OH! I could go shield ranger x fighter x barbarian into Juggernaut!

But what about artificer…make that what about mounted warforged summoner riding the Eidolon into battle!


Round and round and round it went, I finally had to leave the house and head to the table with no real idea as to what I was going to play. As I drove, a concept quasi-crystallized…A Warforged is a living construct that could be disassembled while awake and conscious. What if a Warforged went through such a process so many times in attempts to replicate it that it twisted the Warforged’s mind, chaining it with an incessant need to dissect and  reconstruct other creatures? What if this Warforged was set loose onto the world and gained class levels in Wizard. What if this was a Warforged Necromancer? Yeeesssss! So that was my character concept as I parked and walked in the door.

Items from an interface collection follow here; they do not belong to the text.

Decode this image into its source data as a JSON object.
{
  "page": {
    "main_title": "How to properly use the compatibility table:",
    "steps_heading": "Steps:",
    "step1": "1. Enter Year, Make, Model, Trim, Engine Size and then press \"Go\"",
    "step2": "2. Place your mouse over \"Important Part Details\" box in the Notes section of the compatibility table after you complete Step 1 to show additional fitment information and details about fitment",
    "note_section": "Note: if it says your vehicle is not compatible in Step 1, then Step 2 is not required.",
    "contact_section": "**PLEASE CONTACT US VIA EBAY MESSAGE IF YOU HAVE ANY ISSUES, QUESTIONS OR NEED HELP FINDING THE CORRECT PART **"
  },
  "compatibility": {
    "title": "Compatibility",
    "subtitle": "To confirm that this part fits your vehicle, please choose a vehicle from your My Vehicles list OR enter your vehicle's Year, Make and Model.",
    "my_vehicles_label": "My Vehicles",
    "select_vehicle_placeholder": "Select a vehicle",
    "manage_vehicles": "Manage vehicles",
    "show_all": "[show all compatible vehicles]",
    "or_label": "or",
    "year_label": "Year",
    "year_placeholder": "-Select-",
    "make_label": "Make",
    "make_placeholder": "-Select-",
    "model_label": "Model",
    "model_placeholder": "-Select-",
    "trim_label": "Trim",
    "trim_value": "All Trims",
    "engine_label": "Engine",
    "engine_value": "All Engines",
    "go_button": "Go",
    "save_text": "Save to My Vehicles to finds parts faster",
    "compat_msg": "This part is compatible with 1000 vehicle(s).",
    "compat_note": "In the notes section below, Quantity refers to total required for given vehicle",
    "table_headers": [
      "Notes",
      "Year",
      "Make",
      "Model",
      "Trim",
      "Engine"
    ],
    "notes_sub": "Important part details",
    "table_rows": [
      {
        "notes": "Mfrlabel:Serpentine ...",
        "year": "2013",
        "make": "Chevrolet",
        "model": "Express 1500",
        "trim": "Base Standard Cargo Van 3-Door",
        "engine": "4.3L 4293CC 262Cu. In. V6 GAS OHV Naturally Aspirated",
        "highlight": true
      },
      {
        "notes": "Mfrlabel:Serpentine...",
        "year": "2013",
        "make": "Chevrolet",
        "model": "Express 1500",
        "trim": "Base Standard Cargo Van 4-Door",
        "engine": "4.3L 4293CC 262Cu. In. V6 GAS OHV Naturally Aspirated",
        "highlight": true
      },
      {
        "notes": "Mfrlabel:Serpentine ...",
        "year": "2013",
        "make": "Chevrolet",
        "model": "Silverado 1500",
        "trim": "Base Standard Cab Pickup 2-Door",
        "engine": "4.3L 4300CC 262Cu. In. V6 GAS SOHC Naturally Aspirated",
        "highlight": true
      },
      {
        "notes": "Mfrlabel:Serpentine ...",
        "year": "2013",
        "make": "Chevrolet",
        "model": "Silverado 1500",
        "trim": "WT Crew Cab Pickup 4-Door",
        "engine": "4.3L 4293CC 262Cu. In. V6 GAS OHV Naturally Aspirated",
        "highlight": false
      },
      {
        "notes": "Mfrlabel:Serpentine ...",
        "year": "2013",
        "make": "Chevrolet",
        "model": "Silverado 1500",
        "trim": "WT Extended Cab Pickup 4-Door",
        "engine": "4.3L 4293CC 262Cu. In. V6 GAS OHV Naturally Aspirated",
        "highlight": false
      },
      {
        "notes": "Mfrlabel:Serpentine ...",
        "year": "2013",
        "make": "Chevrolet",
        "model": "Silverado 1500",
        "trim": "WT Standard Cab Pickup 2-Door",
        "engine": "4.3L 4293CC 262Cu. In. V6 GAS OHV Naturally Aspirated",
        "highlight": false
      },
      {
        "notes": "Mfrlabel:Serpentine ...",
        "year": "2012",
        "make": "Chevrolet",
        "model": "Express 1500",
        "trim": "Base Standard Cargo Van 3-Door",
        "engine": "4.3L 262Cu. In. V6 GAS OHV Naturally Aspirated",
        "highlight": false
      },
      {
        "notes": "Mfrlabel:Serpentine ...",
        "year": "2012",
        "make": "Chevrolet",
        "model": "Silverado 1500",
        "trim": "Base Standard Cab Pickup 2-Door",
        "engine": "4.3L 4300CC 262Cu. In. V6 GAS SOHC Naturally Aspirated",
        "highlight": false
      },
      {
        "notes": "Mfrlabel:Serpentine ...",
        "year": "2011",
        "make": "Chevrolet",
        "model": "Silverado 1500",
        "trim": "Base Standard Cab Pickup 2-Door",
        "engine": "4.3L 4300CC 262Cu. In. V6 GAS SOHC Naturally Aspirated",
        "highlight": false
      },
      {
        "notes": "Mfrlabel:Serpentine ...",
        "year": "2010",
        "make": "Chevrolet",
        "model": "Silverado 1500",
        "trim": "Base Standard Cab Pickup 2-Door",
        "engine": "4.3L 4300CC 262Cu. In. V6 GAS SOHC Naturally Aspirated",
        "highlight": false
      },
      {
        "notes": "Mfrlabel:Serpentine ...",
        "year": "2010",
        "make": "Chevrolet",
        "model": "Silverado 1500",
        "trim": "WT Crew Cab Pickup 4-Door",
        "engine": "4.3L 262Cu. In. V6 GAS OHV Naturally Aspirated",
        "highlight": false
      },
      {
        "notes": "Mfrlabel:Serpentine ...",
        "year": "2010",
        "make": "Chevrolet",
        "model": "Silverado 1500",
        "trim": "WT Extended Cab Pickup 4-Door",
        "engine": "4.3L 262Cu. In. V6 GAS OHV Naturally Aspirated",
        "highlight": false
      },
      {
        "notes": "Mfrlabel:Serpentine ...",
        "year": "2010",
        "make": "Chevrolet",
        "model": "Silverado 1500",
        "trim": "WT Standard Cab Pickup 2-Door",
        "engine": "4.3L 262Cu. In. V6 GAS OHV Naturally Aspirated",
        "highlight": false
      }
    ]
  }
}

At this point I had a race, a class and a concept and nothing else. We started rolling stats and build proper characters and I got a fantastic set (rolled 4d6 keeping the highest 3, 7 times, keeping the best 6), 10|9|14|17|17|11|15. We were starting at level 3, 3k starting gold, pretty typical stuff. I didn’t expect this post to get to this length, so I’ll just post the details on Martin “Bones” McDelvin and save the proper first session for the next post.


Martin “Bones” McDelvin

True Neutral Warforged Wizard 3 – 500xp (4500xp to 5)


Strength Dexterity Constitution Intelligence Wisdom Charisma
11 15 19 17 8 12



1: Spell Focus: Conjuration

Bonus Feat: Improved Channel

Bonus Feat: Scribe Scroll

3: Varisian Tattoo (Conjuration)


Class Features:
Arcane Bond:Item (Docent): +1 Docent

Undead School:


Channel Negative, 6/day

Command Undead (DC14)

Banned Schools:




Rope, Grappling Hook, 15ft Collapsible Pole, ioun Torch, +1 Docent (worn), +1 Cloak of Resistance (worn), 5x Spell Comp Pouches, Backpack, Masterwork Repair Tools, Fancy Cane, Skull Mask, 3 Acid Flasks, House Deneith Travel Papers. 890 gold



Craft Construct +9, Knowledge Religion +9, Knowledge Arcana +9, Spellcraft +9, Use Magic Device +6

Prepared/Known Spells Spells


0th 1st 2nd
Detect Magic (2 slots)







Obscuring Mist


Obscuring Mist

Snowball (4d6, DC15)

Stumble Gap (DC15,5R)

Repair Light Damage

Repair Undead


Create Pit

Command Undead


Create Pit (DC16, 5R, 2d6)

Command Undead (DC15)


Racial Features

+2 Con, -2 Wis/Cha

Medium, 30ft Move

Composite Plating, +2 AC, -5% ASF

Immune to:







Energy Drain

25% Fortification

Positive Energy Effects halved.

Can be repaired via Repair Damage type spells



Common, Goblin, Draconic, Elven